Novel Differential Proteins Associated with Cd Stress
Apart from the proteins reported with reference to Cd toxicity, some proteins were observed to be modulated and were of particular interest in terms of their responses to Cd. Although these modulations have never been described, they included cytochrome c peroxidase (CcP), phosphate-import ATP-binding protein pstB, and methyltransferase gidB. CcP oxidizes H2O2 to water using cytochrome c as the electron donor and protects cellular components from oxidative damage (Erman and Vitello 2002). Here, CcP was downregulated by Cd treatment, indicating that Cd causes depletion of antioxidants and leads to oxidative damage in scallops. Phosphate-import ATP-binding protein PstB is a catalytic subunit that couples the energy of ATP hydrolysis to the import of phosphate across cellular membranes through the phosphate-specific transporter (Pst) system (Surin et al. 1985; Higgins 2001). In this study, a much lower level of PstB was found in Cd-exposed scallops, which indicates the adverse effects of Cd on phosphate transport. Methyltransferase gidB is an enzyme that specifically methylates the N7 position of guanosine in position 527 of 16S rRNA. This enzyme exhibited a low level of expression in Cd-treated scallop heart. This shows that blocking of 16S rRNA methylation may play an important role in contributing to Cd toxicity.
The comparative analysis described here showed significantly altered expression levels for various proteins in heart tissue of Cd-exposed scallops. These proteins were used in part as biomarkers indicating Cd toxicity, although evidence of the relation between their modulation and Cd stress is still lacking. In addition, some proteins were proposed as novel biomarkers to further explore the mechanisms of Cd toxicity. We hope these results may provide positive insights for a better understanding of Cd toxicology as well as the identification of useful biomarkers for the evaluation and monitoring of Cd contamination in aquatic environments.

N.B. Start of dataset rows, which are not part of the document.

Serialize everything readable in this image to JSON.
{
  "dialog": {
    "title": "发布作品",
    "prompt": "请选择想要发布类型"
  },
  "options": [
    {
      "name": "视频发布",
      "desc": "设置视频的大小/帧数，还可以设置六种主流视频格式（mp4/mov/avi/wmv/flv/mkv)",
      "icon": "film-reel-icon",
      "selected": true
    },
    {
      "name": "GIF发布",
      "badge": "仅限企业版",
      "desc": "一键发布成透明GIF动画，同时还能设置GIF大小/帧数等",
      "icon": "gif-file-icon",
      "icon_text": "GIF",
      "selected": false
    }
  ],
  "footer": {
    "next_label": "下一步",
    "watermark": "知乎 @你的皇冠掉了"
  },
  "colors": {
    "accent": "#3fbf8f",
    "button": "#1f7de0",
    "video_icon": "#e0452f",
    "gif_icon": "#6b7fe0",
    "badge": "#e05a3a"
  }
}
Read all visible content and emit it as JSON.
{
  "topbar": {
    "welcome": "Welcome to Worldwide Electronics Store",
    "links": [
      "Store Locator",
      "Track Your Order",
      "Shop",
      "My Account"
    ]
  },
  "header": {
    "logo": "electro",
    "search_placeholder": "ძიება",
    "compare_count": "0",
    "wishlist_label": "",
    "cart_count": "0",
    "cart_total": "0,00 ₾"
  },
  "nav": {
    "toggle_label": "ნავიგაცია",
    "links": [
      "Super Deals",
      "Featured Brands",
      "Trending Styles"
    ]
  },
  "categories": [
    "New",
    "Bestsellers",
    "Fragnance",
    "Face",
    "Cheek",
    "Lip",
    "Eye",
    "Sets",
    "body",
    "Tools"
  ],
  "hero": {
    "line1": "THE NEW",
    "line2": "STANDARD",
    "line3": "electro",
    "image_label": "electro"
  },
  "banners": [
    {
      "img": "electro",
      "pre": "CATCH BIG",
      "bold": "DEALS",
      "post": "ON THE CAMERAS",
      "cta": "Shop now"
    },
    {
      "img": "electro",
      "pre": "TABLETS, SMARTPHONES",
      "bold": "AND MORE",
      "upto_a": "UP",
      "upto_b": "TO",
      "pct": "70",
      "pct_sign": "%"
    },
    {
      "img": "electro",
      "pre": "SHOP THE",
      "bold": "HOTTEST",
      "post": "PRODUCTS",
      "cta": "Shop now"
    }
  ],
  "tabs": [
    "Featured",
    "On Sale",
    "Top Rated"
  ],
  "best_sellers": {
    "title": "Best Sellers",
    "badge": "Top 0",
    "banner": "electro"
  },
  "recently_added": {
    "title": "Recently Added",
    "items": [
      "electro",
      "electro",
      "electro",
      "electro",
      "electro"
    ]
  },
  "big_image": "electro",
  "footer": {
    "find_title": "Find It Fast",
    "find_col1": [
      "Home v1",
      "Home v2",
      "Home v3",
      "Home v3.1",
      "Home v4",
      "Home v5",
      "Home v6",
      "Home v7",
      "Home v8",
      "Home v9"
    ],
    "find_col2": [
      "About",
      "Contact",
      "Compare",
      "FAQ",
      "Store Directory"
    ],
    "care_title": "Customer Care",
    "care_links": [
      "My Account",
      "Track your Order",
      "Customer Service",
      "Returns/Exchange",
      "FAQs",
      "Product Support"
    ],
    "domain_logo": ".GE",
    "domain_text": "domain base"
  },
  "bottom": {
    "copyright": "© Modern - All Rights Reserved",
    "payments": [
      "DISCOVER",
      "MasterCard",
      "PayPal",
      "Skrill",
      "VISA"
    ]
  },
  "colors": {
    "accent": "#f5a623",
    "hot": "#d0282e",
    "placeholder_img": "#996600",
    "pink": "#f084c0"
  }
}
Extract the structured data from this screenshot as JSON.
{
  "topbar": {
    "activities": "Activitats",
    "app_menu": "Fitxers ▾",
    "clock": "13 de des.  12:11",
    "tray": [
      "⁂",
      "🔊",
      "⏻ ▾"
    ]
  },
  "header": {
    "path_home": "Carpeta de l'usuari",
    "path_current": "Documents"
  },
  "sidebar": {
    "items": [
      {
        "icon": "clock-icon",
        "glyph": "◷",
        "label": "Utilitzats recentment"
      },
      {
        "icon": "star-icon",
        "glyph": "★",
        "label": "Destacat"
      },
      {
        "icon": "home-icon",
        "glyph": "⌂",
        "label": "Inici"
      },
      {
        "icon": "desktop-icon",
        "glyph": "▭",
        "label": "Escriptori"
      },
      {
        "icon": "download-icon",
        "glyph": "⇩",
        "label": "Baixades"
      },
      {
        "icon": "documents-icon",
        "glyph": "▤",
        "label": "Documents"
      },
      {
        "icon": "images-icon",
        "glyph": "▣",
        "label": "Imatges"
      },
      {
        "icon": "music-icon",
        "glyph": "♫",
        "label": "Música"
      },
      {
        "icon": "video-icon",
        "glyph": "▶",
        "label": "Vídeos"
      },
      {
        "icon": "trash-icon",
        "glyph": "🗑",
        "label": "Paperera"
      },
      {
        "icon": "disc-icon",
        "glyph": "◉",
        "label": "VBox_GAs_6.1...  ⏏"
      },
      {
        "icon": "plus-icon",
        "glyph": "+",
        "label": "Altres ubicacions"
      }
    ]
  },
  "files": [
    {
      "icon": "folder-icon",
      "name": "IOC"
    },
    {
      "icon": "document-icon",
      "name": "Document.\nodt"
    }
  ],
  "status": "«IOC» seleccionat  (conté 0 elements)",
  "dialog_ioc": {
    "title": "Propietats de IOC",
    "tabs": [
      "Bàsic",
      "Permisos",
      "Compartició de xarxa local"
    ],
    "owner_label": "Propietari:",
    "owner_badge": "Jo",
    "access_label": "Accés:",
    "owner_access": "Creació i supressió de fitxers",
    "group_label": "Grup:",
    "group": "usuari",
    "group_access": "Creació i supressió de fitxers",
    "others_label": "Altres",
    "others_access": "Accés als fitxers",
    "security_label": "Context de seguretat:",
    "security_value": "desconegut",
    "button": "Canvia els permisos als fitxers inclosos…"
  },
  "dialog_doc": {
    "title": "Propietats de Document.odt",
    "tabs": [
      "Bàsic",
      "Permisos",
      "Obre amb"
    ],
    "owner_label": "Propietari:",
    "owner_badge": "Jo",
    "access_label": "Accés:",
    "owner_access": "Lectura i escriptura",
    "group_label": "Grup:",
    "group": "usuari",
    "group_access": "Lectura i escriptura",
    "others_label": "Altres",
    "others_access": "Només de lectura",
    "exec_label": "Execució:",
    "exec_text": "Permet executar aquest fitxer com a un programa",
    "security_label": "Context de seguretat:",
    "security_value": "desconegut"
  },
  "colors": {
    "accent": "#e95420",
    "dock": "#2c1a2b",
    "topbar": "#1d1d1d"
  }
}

This work was funded by grants from the State Natural Science Fund (Grants No. 30870515 and 40776060) and 973 Projects (No. 2010CB12640), China. We thank John Hodgkiss for assistance with the English in this manuscript.